Aim of the task. An exact copy of every entry is the answer here, with no pictures.

(Records drawn from a dataset)
▬▬▬▬▬▬▬▬▬▬

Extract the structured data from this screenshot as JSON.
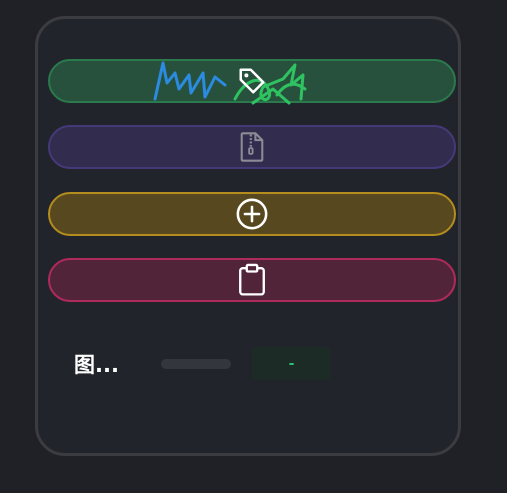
{
  "colors": {
    "background": "#1f2126",
    "panel": "#22242b",
    "panel_border": "#3a3c42",
    "tag_button": {
      "fill": "#27513c",
      "border": "#2b7a4e",
      "icon": "#ffffff"
    },
    "zip_button": {
      "fill": "#322c4e",
      "border": "#46397a",
      "icon": "#8c8c96"
    },
    "add_button": {
      "fill": "#57481f",
      "border": "#b48d1e",
      "icon": "#ffffff"
    },
    "clipboard_button": {
      "fill": "#52243a",
      "border": "#b12a5c",
      "icon": "#ffffff"
    },
    "scribble_blue": "#2b8be0",
    "scribble_green": "#2fc261",
    "value_text": "#2dbf6f"
  },
  "buttons": [
    {
      "id": "tag",
      "icon": "tag-icon"
    },
    {
      "id": "zip",
      "icon": "zip-file-icon"
    },
    {
      "id": "add",
      "icon": "plus-circle-icon"
    },
    {
      "id": "clipboard",
      "icon": "clipboard-icon"
    }
  ],
  "setting": {
    "label": "图...",
    "value": "-"
  }
}
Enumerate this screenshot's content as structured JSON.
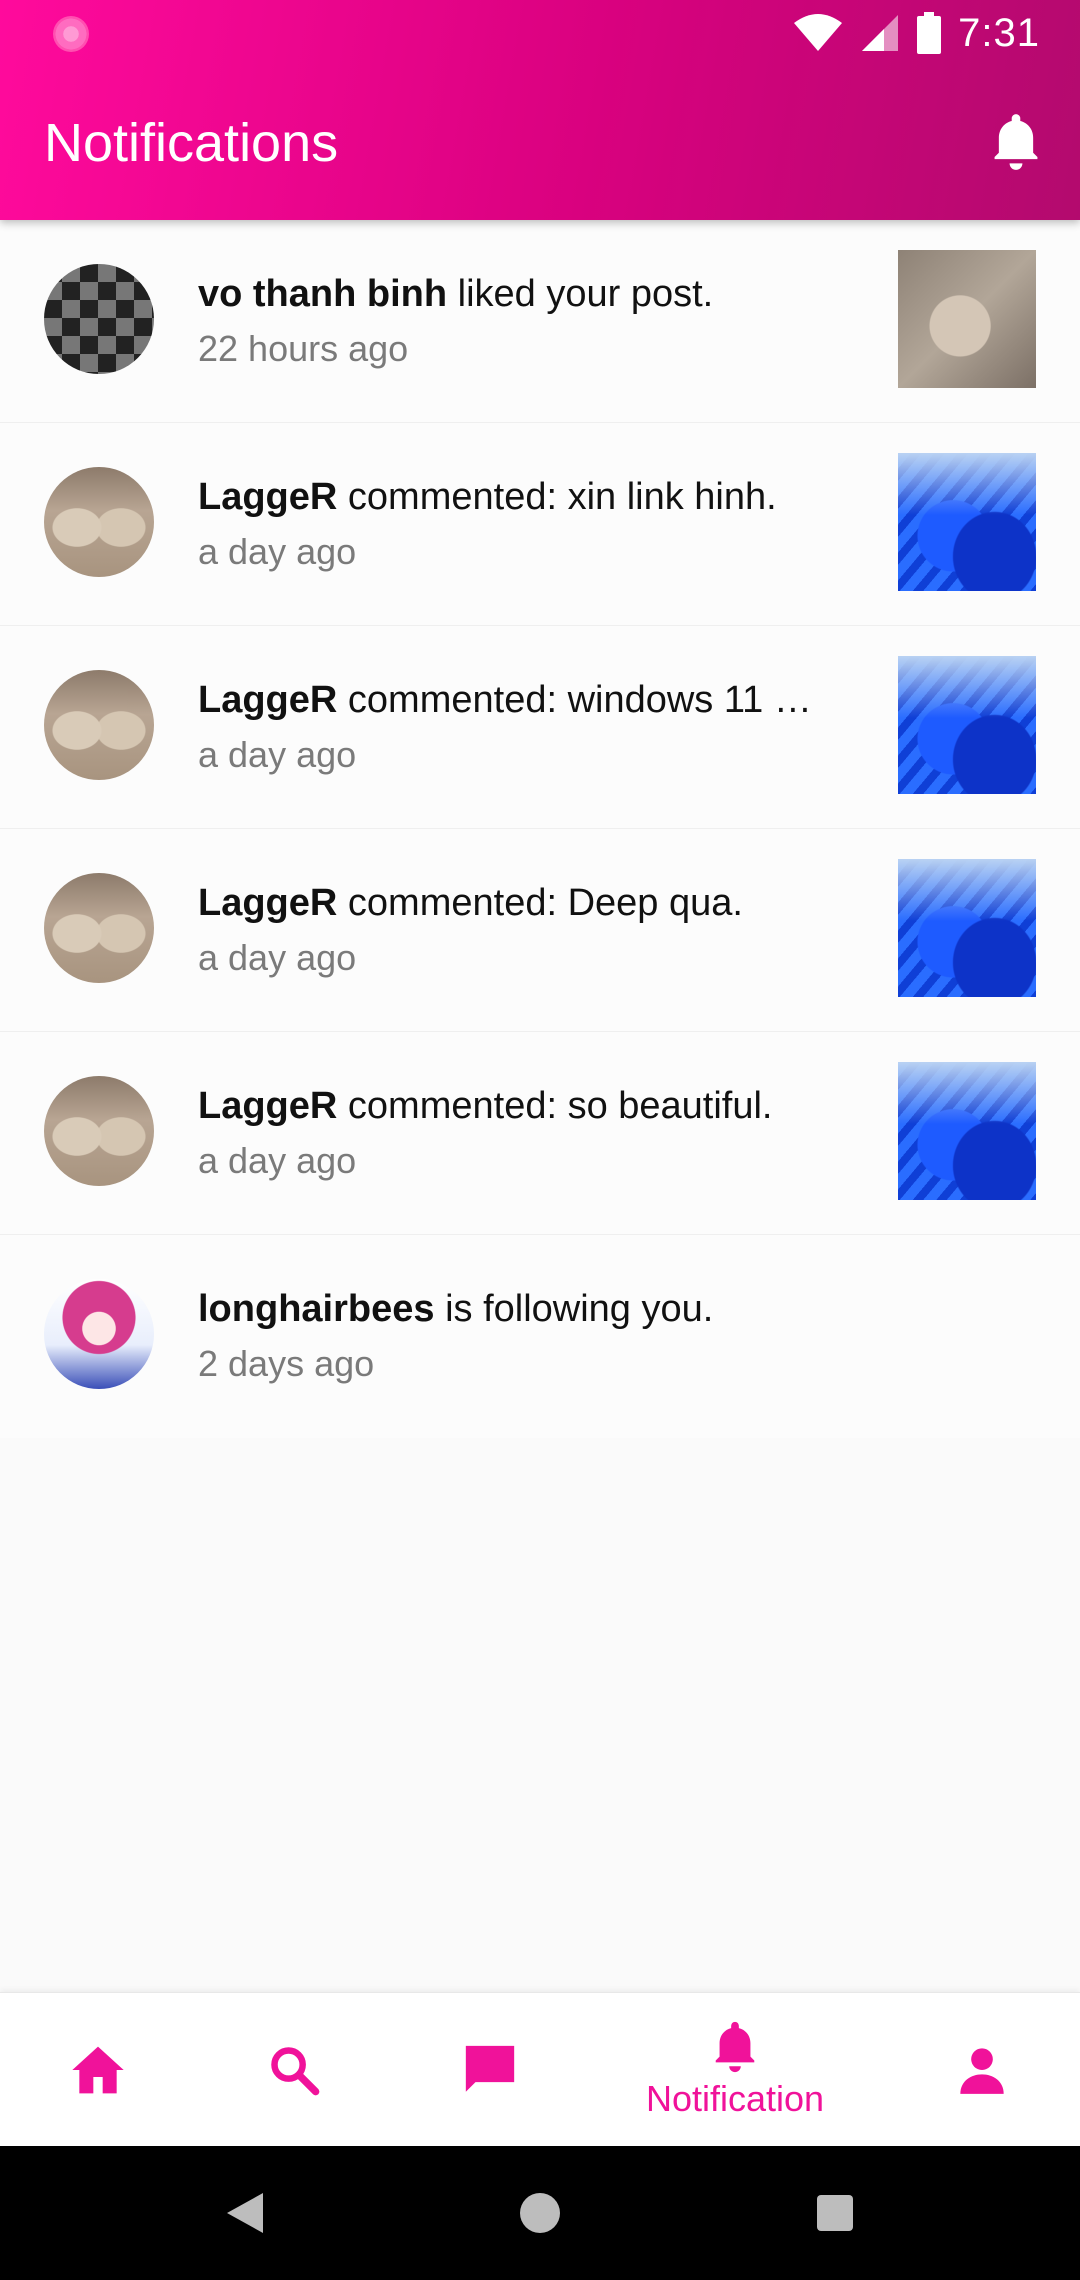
{
  "status_bar": {
    "time": "7:31"
  },
  "app_bar": {
    "title": "Notifications"
  },
  "notifications": [
    {
      "user": "vo thanh binh",
      "action": "liked your post.",
      "time": "22 hours ago",
      "avatar": "checkerboard-avatar",
      "thumbnail": "chair-photo"
    },
    {
      "user": "LaggeR",
      "action": "commented: xin link hinh.",
      "time": "a day ago",
      "avatar": "pillow-avatar",
      "thumbnail": "windows-wallpaper"
    },
    {
      "user": "LaggeR",
      "action": "commented: windows 11 …",
      "time": "a day ago",
      "avatar": "pillow-avatar",
      "thumbnail": "windows-wallpaper"
    },
    {
      "user": "LaggeR",
      "action": "commented: Deep qua.",
      "time": "a day ago",
      "avatar": "pillow-avatar",
      "thumbnail": "windows-wallpaper"
    },
    {
      "user": "LaggeR",
      "action": "commented: so beautiful.",
      "time": "a day ago",
      "avatar": "pillow-avatar",
      "thumbnail": "windows-wallpaper"
    },
    {
      "user": "longhairbees",
      "action": "is following you.",
      "time": "2 days ago",
      "avatar": "anime-avatar",
      "thumbnail": null
    }
  ],
  "bottom_nav": {
    "items": [
      {
        "icon": "home-icon",
        "label": ""
      },
      {
        "icon": "search-icon",
        "label": ""
      },
      {
        "icon": "chat-icon",
        "label": ""
      },
      {
        "icon": "bell-icon",
        "label": "Notification",
        "active": true
      },
      {
        "icon": "person-icon",
        "label": ""
      }
    ]
  },
  "colors": {
    "accent": "#f0129a",
    "header_start": "#ff0a9c",
    "header_end": "#b30a6e"
  }
}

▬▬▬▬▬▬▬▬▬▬

Result of this task.
Extract the structured data from this screenshot as JSON.
{
  "colors": {
    "background": "#1f2126",
    "panel": "#22242b",
    "panel_border": "#3a3c42",
    "tag_button": {
      "fill": "#27513c",
      "border": "#2b7a4e",
      "icon": "#ffffff"
    },
    "zip_button": {
      "fill": "#322c4e",
      "border": "#46397a",
      "icon": "#8c8c96"
    },
    "add_button": {
      "fill": "#57481f",
      "border": "#b48d1e",
      "icon": "#ffffff"
    },
    "clipboard_button": {
      "fill": "#52243a",
      "border": "#b12a5c",
      "icon": "#ffffff"
    },
    "scribble_blue": "#2b8be0",
    "scribble_green": "#2fc261",
    "value_text": "#2dbf6f"
  },
  "buttons": [
    {
      "id": "tag",
      "icon": "tag-icon"
    },
    {
      "id": "zip",
      "icon": "zip-file-icon"
    },
    {
      "id": "add",
      "icon": "plus-circle-icon"
    },
    {
      "id": "clipboard",
      "icon": "clipboard-icon"
    }
  ],
  "setting": {
    "label": "图...",
    "value": "-"
  }
}
Enumerate this screenshot's content as structured JSON.
{
  "status_bar": {
    "time": "7:31"
  },
  "app_bar": {
    "title": "Notifications"
  },
  "notifications": [
    {
      "user": "vo thanh binh",
      "action": "liked your post.",
      "time": "22 hours ago",
      "avatar": "checkerboard-avatar",
      "thumbnail": "chair-photo"
    },
    {
      "user": "LaggeR",
      "action": "commented: xin link hinh.",
      "time": "a day ago",
      "avatar": "pillow-avatar",
      "thumbnail": "windows-wallpaper"
    },
    {
      "user": "LaggeR",
      "action": "commented: windows 11 …",
      "time": "a day ago",
      "avatar": "pillow-avatar",
      "thumbnail": "windows-wallpaper"
    },
    {
      "user": "LaggeR",
      "action": "commented: Deep qua.",
      "time": "a day ago",
      "avatar": "pillow-avatar",
      "thumbnail": "windows-wallpaper"
    },
    {
      "user": "LaggeR",
      "action": "commented: so beautiful.",
      "time": "a day ago",
      "avatar": "pillow-avatar",
      "thumbnail": "windows-wallpaper"
    },
    {
      "user": "longhairbees",
      "action": "is following you.",
      "time": "2 days ago",
      "avatar": "anime-avatar",
      "thumbnail": null
    }
  ],
  "bottom_nav": {
    "items": [
      {
        "icon": "home-icon",
        "label": ""
      },
      {
        "icon": "search-icon",
        "label": ""
      },
      {
        "icon": "chat-icon",
        "label": ""
      },
      {
        "icon": "bell-icon",
        "label": "Notification",
        "active": true
      },
      {
        "icon": "person-icon",
        "label": ""
      }
    ]
  },
  "colors": {
    "accent": "#f0129a",
    "header_start": "#ff0a9c",
    "header_end": "#b30a6e"
  }
}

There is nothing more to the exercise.